                              Add the following above the definition of the Person class:
                              class Person {
                                var name: String
                                var friends: [Person] = []
                                init(name: String) {
                         = name
                                  print("New person instance: \(name)")
                                deinit {
                                  print("Person instance \(name) is being deallocated")
                              do {
                                let ernie = Person(name: "Ernie")
                                let bert = Person(name: "Bert")
                                ernie.friends.append(bert) // Not deallocated
                                bert.friends.append(ernie) // Not deallocated
                              Build and run. Notice that neither Bert nor Ernie is deallocated.
                                The friends array isn't a collection of Person objects anymore, but instead a collection of Unowned objects that serve as wrappers for the Person instances.

                                Build and run. Ernie and Bert now deallocate happily!
                                class Unowned<T: AnyObject> {
                                  unowned var value: T
                                  init (_ value: T) {
                                    self.value = value
                                // Person
                                var friends: [Unowned<Person>] = []
                                do {
                                  let ernie = Person(name: "Ernie")
                                  let bert = Person(name: "Bert")
                                Foundation's NSAutoreleasePool type, later abstracted to the @autoreleasepool block, is a very old concept in iOS development.
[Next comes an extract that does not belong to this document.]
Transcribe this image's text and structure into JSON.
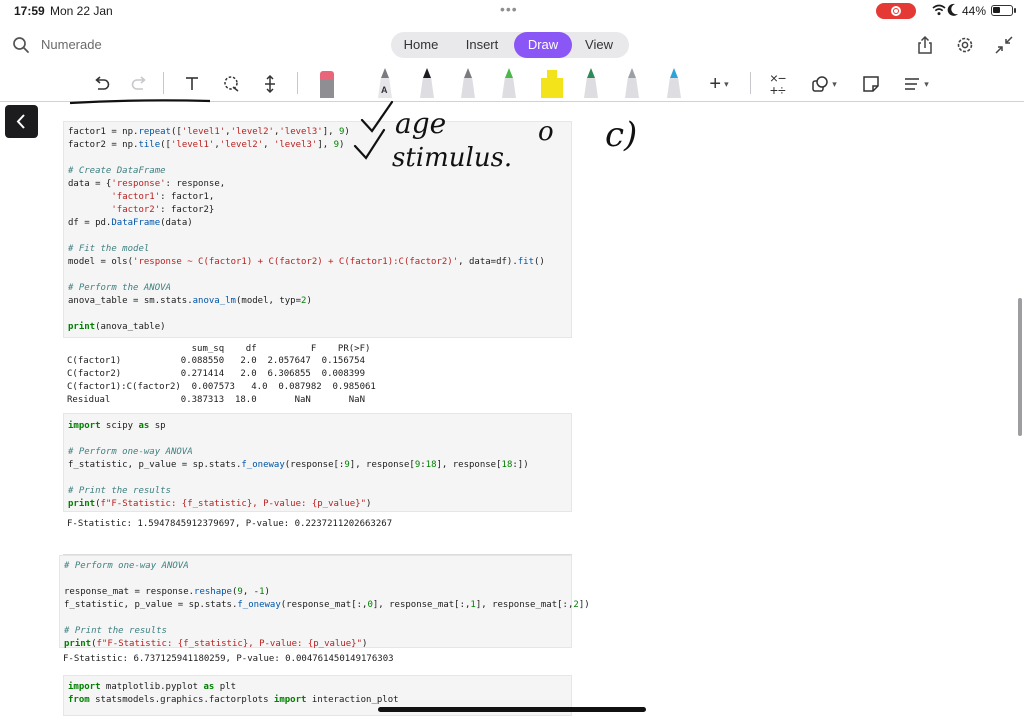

During the Obj-C era of iOS, usage of this type was important to prevent your app's memory from blowing up in specific cases. As ARC and Swift came around and evolved, very few people still have to manually play around with memory, making seeing it become a rare occurrence.
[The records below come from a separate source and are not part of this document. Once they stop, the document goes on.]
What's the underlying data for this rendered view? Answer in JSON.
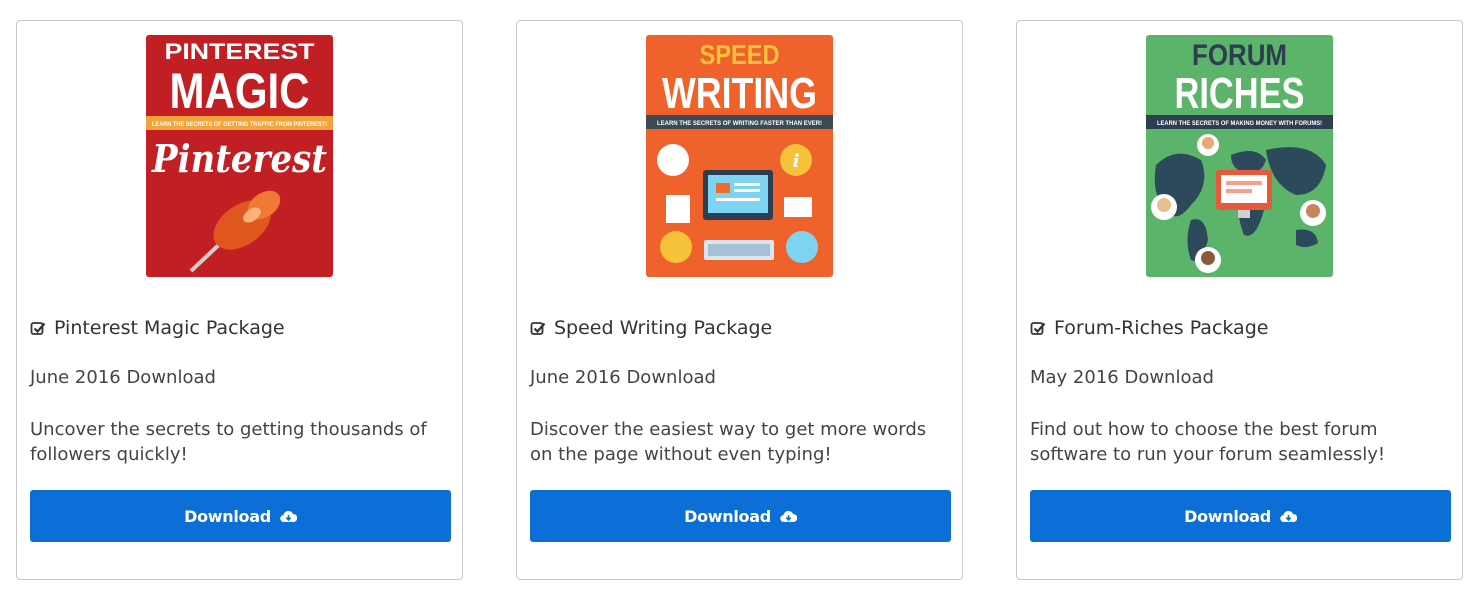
{
  "colors": {
    "button": "#0b6fd7",
    "border": "#c8c8c8",
    "text": "#444444"
  },
  "cards": [
    {
      "title": "Pinterest Magic Package",
      "date": "June 2016 Download",
      "description": "Uncover the secrets to getting thousands of followers quickly!",
      "button_label": "Download",
      "cover": {
        "line1": "PINTEREST",
        "line2": "MAGIC",
        "tagline": "LEARN THE SECRETS OF GETTING TRAFFIC FROM PINTEREST!",
        "brand": "Pinterest"
      }
    },
    {
      "title": "Speed Writing Package",
      "date": "June 2016 Download",
      "description": "Discover the easiest way to get more words on the page without even typing!",
      "button_label": "Download",
      "cover": {
        "line1": "SPEED",
        "line2": "WRITING",
        "tagline": "LEARN THE SECRETS OF WRITING FASTER THAN EVER!"
      }
    },
    {
      "title": "Forum-Riches Package",
      "date": "May 2016 Download",
      "description": "Find out how to choose the best forum software to run your forum seamlessly!",
      "button_label": "Download",
      "cover": {
        "line1": "FORUM",
        "line2": "RICHES",
        "tagline": "LEARN THE SECRETS OF MAKING MONEY WITH FORUMS!"
      }
    }
  ]
}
                                In the pre-ARC Obj-C days of manual memory management, retain() and release() had to be used to control the memory flow of an iOS app. As iOS's memory management works based on the retain count of an object, users could use these methods to signal how many times an object is being referenced so it can be safely dealloced if this value ever reaches zero.

                                Instead of instantly reducing the retain count of an object, autorelease() adds the object to a pool of objects that need to be released sometime in the future, but not now. By default, the pool will release these objects at the end of the run loop of the thread being executed, which is more than enough time to cover all usages of getCoolLabel() without causing memory leaks. Great, right?
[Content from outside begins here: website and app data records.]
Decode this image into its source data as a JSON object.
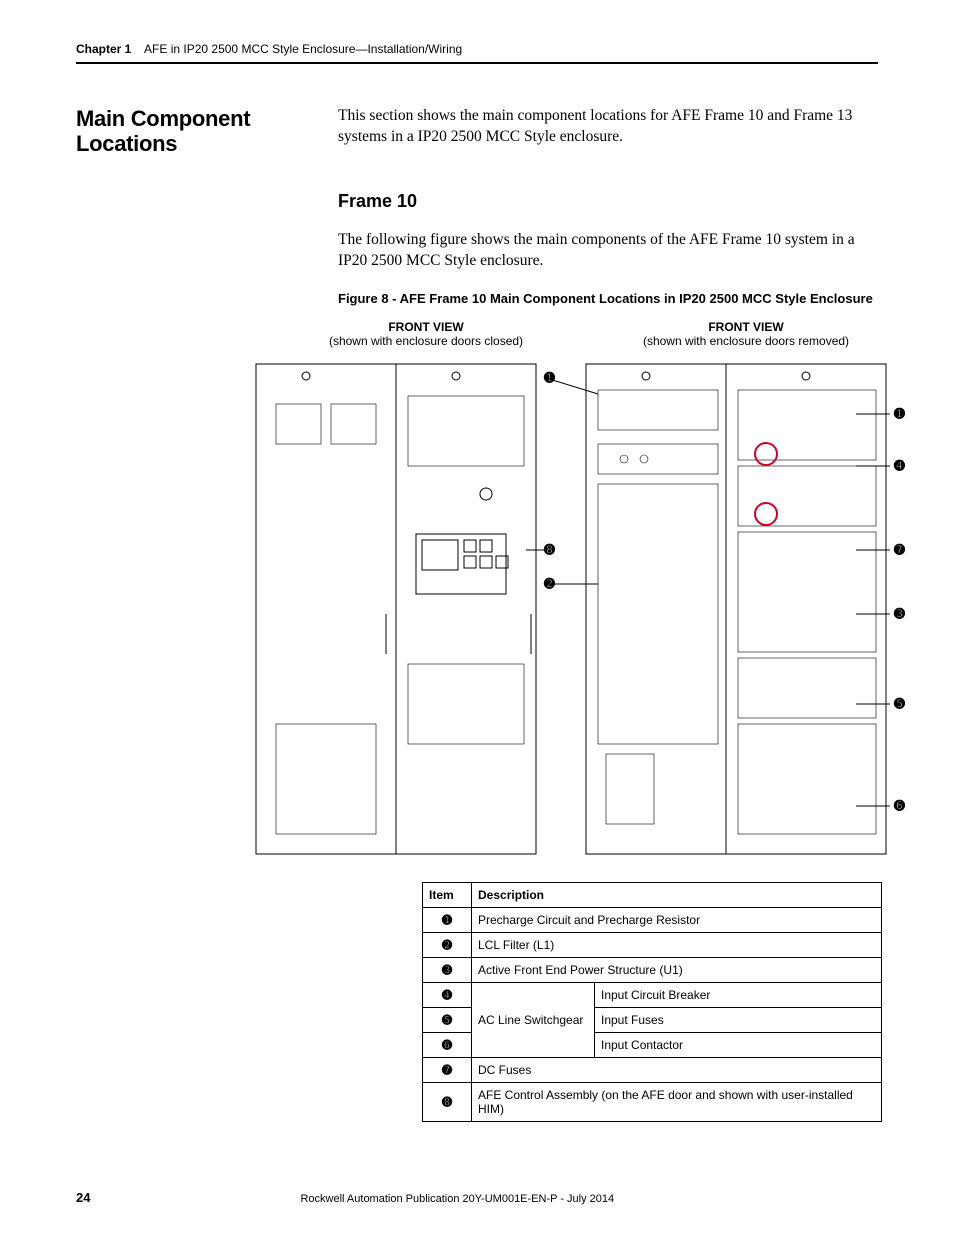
{
  "header": {
    "chapter": "Chapter 1",
    "title": "AFE in IP20 2500 MCC Style Enclosure—Installation/Wiring"
  },
  "sideHeading": "Main Component Locations",
  "introPara": "This section shows the main component locations for AFE Frame 10 and Frame 13 systems in a IP20 2500 MCC Style enclosure.",
  "subHeading": "Frame 10",
  "subPara": "The following figure shows the main components of the AFE Frame 10 system in a IP20 2500 MCC Style enclosure.",
  "figureCaption": "Figure 8 - AFE Frame 10 Main Component Locations in IP20 2500 MCC Style Enclosure",
  "views": {
    "left": {
      "title": "FRONT VIEW",
      "sub": "(shown with enclosure doors closed)"
    },
    "right": {
      "title": "FRONT VIEW",
      "sub": "(shown with enclosure doors removed)"
    }
  },
  "callouts": {
    "markers": [
      "➊",
      "➋",
      "➌",
      "➍",
      "➎",
      "➏",
      "➐",
      "➑"
    ]
  },
  "table": {
    "headers": [
      "Item",
      "Description"
    ],
    "midHeader": "AC Line Switchgear",
    "rows": [
      {
        "item": "➊",
        "desc": "Precharge Circuit and Precharge Resistor"
      },
      {
        "item": "➋",
        "desc": "LCL Filter (L1)"
      },
      {
        "item": "➌",
        "desc": "Active Front End Power Structure (U1)"
      },
      {
        "item": "➍",
        "desc": "Input Circuit Breaker"
      },
      {
        "item": "➎",
        "desc": "Input Fuses"
      },
      {
        "item": "➏",
        "desc": "Input Contactor"
      },
      {
        "item": "➐",
        "desc": "DC Fuses"
      },
      {
        "item": "➑",
        "desc": "AFE Control Assembly (on the AFE door and shown with user-installed HIM)"
      }
    ]
  },
  "footer": {
    "page": "24",
    "pub": "Rockwell Automation Publication 20Y-UM001E-EN-P - July 2014"
  }
}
                                Because autorelease defers the release of these objects, they will only be released after the run loop ends -- which is way after the execution of emojifyAllFiles. If the contents of these files are large, this would cause serious issues if not crash the app entirely.

                                   func manyPictures() {
                                        autoreleasepool {
                                            for _ in 0 ..< 500_000_000 {
                                                let image = UIImage(named: "penis")
                                    func manyPictures() {
                                        for _ in 0 ..< 500_000_000 {
                                            let image = UIImage(named: "penis")
                                Visual difference in memory usage
                                No Autoreleasepool